As the heart notes emerge, Le Feu becomes sweeter. I definitely smell the milkiness coming to join the rosewood. At this stage, it reminds me of Carner Barcelona‘s Palo Santo. whose middle notes are warm milk and guiac wood. Le Feu’s heart notes are listed as: jasmine, rose, milk and caramel but the pyramid also shows pepper and golden lily. As it gets sweeter, I do smell something like caramel, but I wonder if that is due to perfumer’s sleight of hand. Here is a comment written by London’s Bloom Perfumery about Palo Santo: “Some people smell caramel, but it’s a trick played by the combination of gaiac, tonka, davana and milk accord.” On my skin, the sweetness is mostly gone within the first hour of wearing.

As to the flowers, here is where I experienced the famously shape-shifting nature of Le Feu that has intrigued so many. The first time I wore it, I definitely smelled the emergence of a smooth, classical blend of rose, lily, and jasmine. Today, as I sit with Le Feu on my hand so I can write down my impressions — no flowers. And I sprayed from the same sample!

The base notes of Le Feu are: cedar, sandalwood, Guaiac wood, vanilla and musk. At this stage, it is a very appealing, warm, woody scent with a lingering trace of something sweet. Yesterday when I tried it for the first time, that stage lasted on my skin for several hours.

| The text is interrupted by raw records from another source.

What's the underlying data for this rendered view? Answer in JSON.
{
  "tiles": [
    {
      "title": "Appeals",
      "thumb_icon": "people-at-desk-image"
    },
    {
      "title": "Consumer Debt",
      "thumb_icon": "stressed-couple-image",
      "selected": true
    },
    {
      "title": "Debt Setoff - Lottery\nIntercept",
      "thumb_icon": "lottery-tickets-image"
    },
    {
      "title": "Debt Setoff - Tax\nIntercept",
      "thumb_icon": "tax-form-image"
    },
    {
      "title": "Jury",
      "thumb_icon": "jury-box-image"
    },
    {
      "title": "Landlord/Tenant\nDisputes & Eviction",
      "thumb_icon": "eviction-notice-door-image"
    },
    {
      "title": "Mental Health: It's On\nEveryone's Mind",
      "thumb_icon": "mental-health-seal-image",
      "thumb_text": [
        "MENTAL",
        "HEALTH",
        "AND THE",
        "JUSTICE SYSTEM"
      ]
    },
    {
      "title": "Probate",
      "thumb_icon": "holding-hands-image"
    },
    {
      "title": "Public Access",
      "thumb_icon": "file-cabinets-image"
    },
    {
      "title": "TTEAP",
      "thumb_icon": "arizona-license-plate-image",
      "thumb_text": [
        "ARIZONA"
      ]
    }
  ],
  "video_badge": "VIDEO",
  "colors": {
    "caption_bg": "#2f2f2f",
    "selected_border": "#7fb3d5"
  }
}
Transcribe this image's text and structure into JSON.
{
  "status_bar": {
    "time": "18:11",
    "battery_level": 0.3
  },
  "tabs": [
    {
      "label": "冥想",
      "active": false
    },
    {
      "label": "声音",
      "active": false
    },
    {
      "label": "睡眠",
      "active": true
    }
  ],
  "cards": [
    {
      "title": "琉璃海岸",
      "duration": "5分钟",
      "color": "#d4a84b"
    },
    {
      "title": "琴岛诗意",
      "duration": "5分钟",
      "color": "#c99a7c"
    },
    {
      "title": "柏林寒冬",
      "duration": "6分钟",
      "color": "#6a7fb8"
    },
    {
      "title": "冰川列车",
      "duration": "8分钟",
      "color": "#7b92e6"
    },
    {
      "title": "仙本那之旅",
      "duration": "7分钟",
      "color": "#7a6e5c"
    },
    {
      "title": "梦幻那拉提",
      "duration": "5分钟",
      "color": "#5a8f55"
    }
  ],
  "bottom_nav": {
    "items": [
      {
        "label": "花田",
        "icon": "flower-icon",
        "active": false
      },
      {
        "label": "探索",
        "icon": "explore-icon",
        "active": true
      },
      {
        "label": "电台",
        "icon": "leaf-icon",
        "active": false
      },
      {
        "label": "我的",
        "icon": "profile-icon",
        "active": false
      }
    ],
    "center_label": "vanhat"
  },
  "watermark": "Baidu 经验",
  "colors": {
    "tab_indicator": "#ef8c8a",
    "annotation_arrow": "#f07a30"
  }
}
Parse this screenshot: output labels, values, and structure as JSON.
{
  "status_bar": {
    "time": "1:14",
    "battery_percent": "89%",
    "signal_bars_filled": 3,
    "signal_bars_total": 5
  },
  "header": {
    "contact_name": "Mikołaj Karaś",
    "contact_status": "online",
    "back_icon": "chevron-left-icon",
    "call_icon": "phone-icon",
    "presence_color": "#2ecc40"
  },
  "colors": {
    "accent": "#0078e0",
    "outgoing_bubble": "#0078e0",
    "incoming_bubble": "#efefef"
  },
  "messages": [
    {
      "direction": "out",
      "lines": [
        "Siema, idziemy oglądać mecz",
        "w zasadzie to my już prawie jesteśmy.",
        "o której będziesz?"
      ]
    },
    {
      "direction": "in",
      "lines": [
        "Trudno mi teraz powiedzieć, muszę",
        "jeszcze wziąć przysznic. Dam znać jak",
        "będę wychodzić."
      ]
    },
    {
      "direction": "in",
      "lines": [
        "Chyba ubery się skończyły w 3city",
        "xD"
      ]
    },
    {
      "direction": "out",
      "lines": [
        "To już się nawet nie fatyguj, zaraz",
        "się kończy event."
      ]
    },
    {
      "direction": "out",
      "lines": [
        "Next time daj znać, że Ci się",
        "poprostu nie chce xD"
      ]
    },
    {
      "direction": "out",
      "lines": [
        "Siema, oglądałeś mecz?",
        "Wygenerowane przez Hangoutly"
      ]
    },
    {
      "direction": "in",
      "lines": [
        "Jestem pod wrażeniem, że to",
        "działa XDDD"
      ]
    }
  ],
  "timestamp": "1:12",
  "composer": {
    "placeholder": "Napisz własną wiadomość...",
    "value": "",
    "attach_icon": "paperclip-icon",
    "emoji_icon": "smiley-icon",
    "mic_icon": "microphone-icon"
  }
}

Bottom line: I like Le Feu very much, but I don’t feel desperately compelled to seek out a bottle of it. However, I’m glad to realize that, while not a dupe, Carner Barcelona’s Palo Santo shares some of Le Feu’s appeal. It’s not cheap, but it is still available!